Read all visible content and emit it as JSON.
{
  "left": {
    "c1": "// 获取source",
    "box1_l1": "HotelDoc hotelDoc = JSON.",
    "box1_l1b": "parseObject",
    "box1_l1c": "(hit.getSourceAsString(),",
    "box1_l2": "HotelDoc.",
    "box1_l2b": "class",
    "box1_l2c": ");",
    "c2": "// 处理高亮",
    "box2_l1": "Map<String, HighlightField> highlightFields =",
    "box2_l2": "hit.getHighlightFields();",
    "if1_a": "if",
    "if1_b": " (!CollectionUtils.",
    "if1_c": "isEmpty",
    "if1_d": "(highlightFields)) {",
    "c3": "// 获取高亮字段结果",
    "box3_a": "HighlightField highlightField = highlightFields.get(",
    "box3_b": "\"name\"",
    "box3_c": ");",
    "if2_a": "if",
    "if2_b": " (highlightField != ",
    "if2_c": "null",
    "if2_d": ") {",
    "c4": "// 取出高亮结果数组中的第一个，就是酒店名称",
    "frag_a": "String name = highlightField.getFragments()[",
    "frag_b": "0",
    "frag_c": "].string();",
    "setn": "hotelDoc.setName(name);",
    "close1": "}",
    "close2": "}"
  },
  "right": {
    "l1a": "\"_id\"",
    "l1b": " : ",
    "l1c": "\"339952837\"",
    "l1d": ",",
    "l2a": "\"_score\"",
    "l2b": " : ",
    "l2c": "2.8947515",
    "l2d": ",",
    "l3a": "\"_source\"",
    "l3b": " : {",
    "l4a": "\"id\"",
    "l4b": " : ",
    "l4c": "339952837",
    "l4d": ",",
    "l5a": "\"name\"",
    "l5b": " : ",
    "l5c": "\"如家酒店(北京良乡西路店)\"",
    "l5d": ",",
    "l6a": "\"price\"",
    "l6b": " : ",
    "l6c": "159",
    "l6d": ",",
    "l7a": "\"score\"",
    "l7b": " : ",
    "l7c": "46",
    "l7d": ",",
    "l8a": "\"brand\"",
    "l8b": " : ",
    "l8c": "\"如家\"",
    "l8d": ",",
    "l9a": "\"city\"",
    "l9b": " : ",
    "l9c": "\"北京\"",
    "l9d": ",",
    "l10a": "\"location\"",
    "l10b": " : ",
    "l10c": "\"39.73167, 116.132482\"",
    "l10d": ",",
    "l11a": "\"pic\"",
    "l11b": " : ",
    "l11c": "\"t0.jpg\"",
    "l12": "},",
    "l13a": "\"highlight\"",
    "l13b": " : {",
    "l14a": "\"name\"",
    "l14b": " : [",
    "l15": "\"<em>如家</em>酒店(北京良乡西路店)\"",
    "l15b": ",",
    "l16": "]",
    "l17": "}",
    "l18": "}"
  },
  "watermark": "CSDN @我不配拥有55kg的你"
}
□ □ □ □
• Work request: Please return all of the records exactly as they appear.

• Written solution:
Read all visible content and emit it as JSON.
{
  "left": {
    "c1": "// 获取source",
    "box1_l1": "HotelDoc hotelDoc = JSON.",
    "box1_l1b": "parseObject",
    "box1_l1c": "(hit.getSourceAsString(),",
    "box1_l2": "HotelDoc.",
    "box1_l2b": "class",
    "box1_l2c": ");",
    "c2": "// 处理高亮",
    "box2_l1": "Map<String, HighlightField> highlightFields =",
    "box2_l2": "hit.getHighlightFields();",
    "if1_a": "if",
    "if1_b": " (!CollectionUtils.",
    "if1_c": "isEmpty",
    "if1_d": "(highlightFields)) {",
    "c3": "// 获取高亮字段结果",
    "box3_a": "HighlightField highlightField = highlightFields.get(",
    "box3_b": "\"name\"",
    "box3_c": ");",
    "if2_a": "if",
    "if2_b": " (highlightField != ",
    "if2_c": "null",
    "if2_d": ") {",
    "c4": "// 取出高亮结果数组中的第一个，就是酒店名称",
    "frag_a": "String name = highlightField.getFragments()[",
    "frag_b": "0",
    "frag_c": "].string();",
    "setn": "hotelDoc.setName(name);",
    "close1": "}",
    "close2": "}"
  },
  "right": {
    "l1a": "\"_id\"",
    "l1b": " : ",
    "l1c": "\"339952837\"",
    "l1d": ",",
    "l2a": "\"_score\"",
    "l2b": " : ",
    "l2c": "2.8947515",
    "l2d": ",",
    "l3a": "\"_source\"",
    "l3b": " : {",
    "l4a": "\"id\"",
    "l4b": " : ",
    "l4c": "339952837",
    "l4d": ",",
    "l5a": "\"name\"",
    "l5b": " : ",
    "l5c": "\"如家酒店(北京良乡西路店)\"",
    "l5d": ",",
    "l6a": "\"price\"",
    "l6b": " : ",
    "l6c": "159",
    "l6d": ",",
    "l7a": "\"score\"",
    "l7b": " : ",
    "l7c": "46",
    "l7d": ",",
    "l8a": "\"brand\"",
    "l8b": " : ",
    "l8c": "\"如家\"",
    "l8d": ",",
    "l9a": "\"city\"",
    "l9b": " : ",
    "l9c": "\"北京\"",
    "l9d": ",",
    "l10a": "\"location\"",
    "l10b": " : ",
    "l10c": "\"39.73167, 116.132482\"",
    "l10d": ",",
    "l11a": "\"pic\"",
    "l11b": " : ",
    "l11c": "\"t0.jpg\"",
    "l12": "},",
    "l13a": "\"highlight\"",
    "l13b": " : {",
    "l14a": "\"name\"",
    "l14b": " : [",
    "l15": "\"<em>如家</em>酒店(北京良乡西路店)\"",
    "l15b": ",",
    "l16": "]",
    "l17": "}",
    "l18": "}"
  },
  "watermark": "CSDN @我不配拥有55kg的你"
}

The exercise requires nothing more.